*** Provided entries Section Begins ***

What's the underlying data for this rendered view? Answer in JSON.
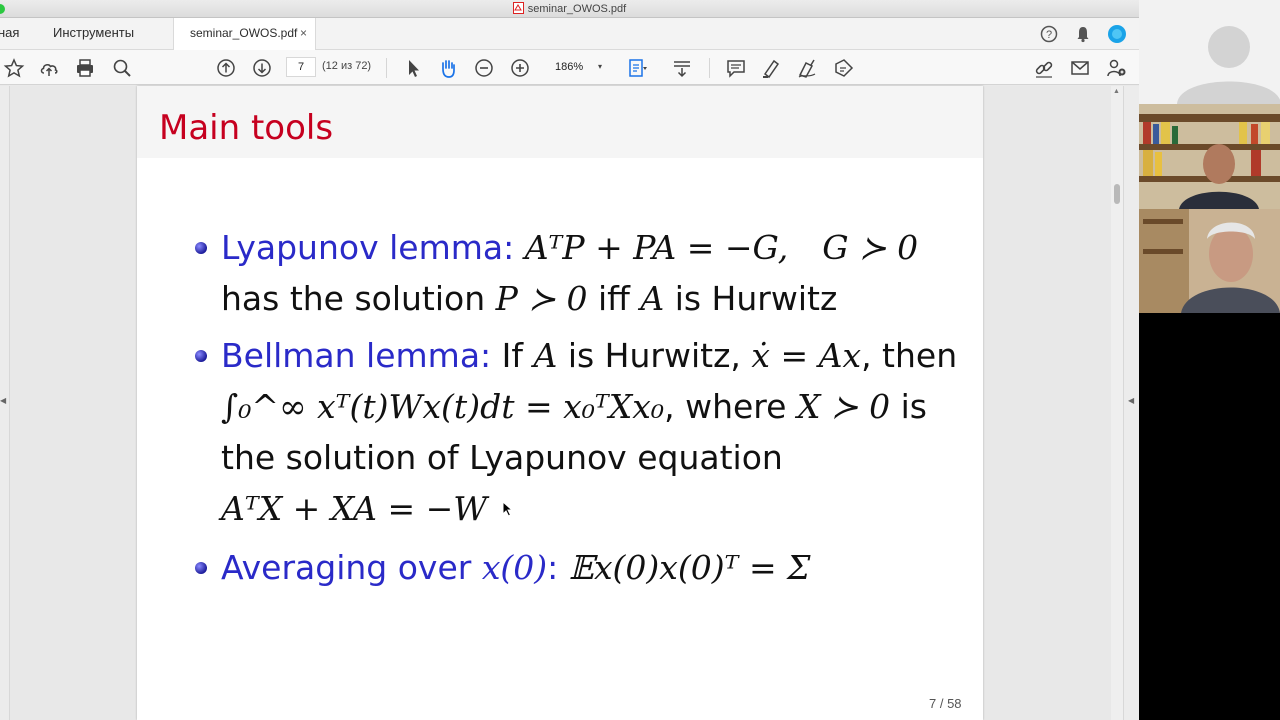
{
  "window": {
    "title": "seminar_OWOS.pdf"
  },
  "tabs": {
    "home_label": "ная",
    "tools_label": "Инструменты",
    "doc_label": "seminar_OWOS.pdf",
    "close_glyph": "×"
  },
  "toolbar": {
    "page_value": "7",
    "page_count": "(12 из 72)",
    "zoom_value": "186%",
    "zoom_caret": "▾"
  },
  "slide": {
    "title": "Main tools",
    "items": [
      {
        "label": "Lyapunov lemma:",
        "eq1": "AᵀP + PA = −G,",
        "eq1b": "G ≻ 0",
        "line2_text1": "has the solution ",
        "line2_math1": "P ≻ 0",
        "line2_text2": " iff ",
        "line2_math2": "A",
        "line2_text3": " is Hurwitz"
      },
      {
        "label": "Bellman lemma:",
        "line1_text1": " If ",
        "line1_math1": "A",
        "line1_text2": " is Hurwitz, ",
        "line1_math2": "ẋ = Ax",
        "line1_text3": ", then",
        "line2_math1": "∫₀^∞ xᵀ(t)Wx(t)dt = x₀ᵀXx₀",
        "line2_text1": ", where ",
        "line2_math2": "X ≻ 0",
        "line2_text2": " is",
        "line3_text": "the solution of Lyapunov equation",
        "line4_math": "AᵀX + XA = −W"
      },
      {
        "label_part1": "Averaging over ",
        "label_math": "x(0)",
        "label_part2": ":",
        "eq": "𝔼x(0)x(0)ᵀ = Σ"
      }
    ],
    "page_number": "7 / 58"
  },
  "colors": {
    "title_red": "#c6001f",
    "beamer_blue": "#2a2ac8",
    "toolbar_blue": "#1a73e8"
  }
}
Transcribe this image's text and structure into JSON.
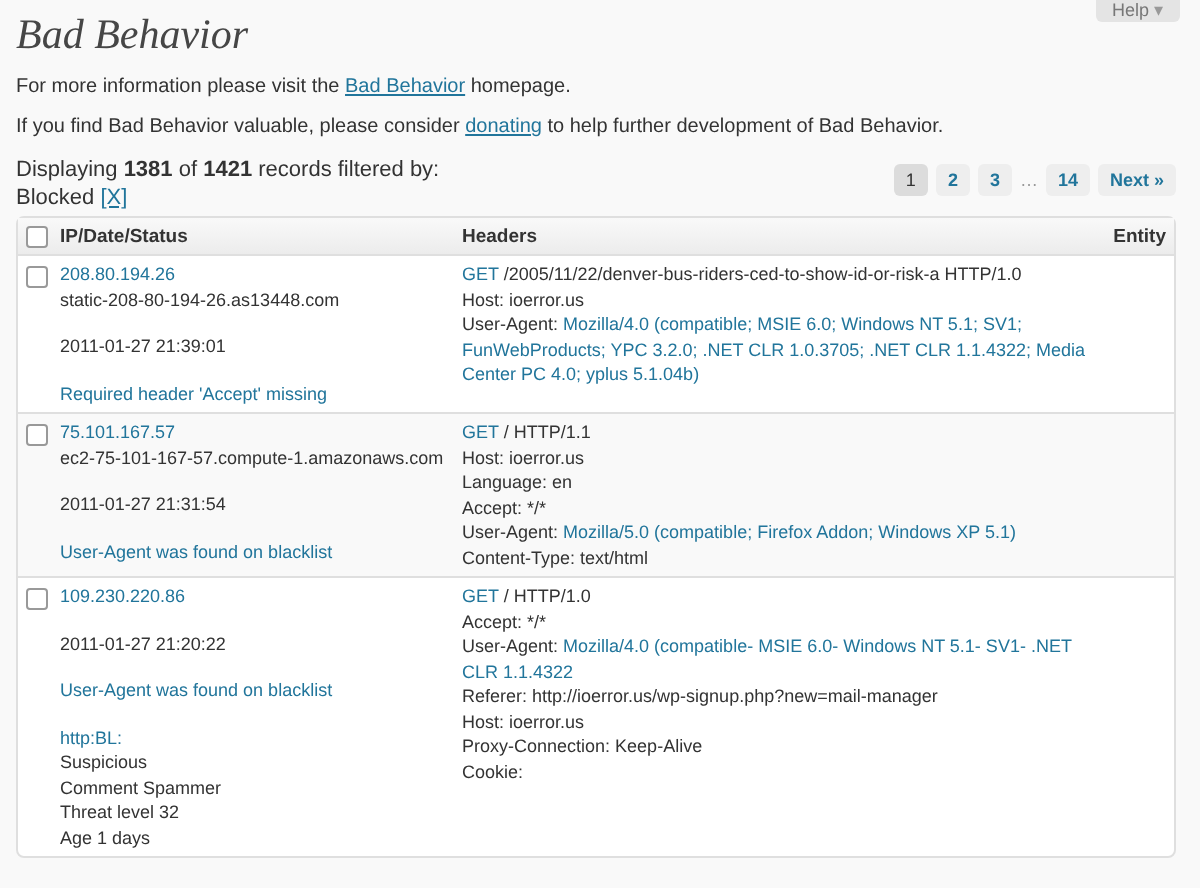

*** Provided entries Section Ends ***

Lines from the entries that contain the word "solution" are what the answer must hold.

        "line2_text1": "has the solution ",
        "line3_text": "the solution of Lyapunov equation",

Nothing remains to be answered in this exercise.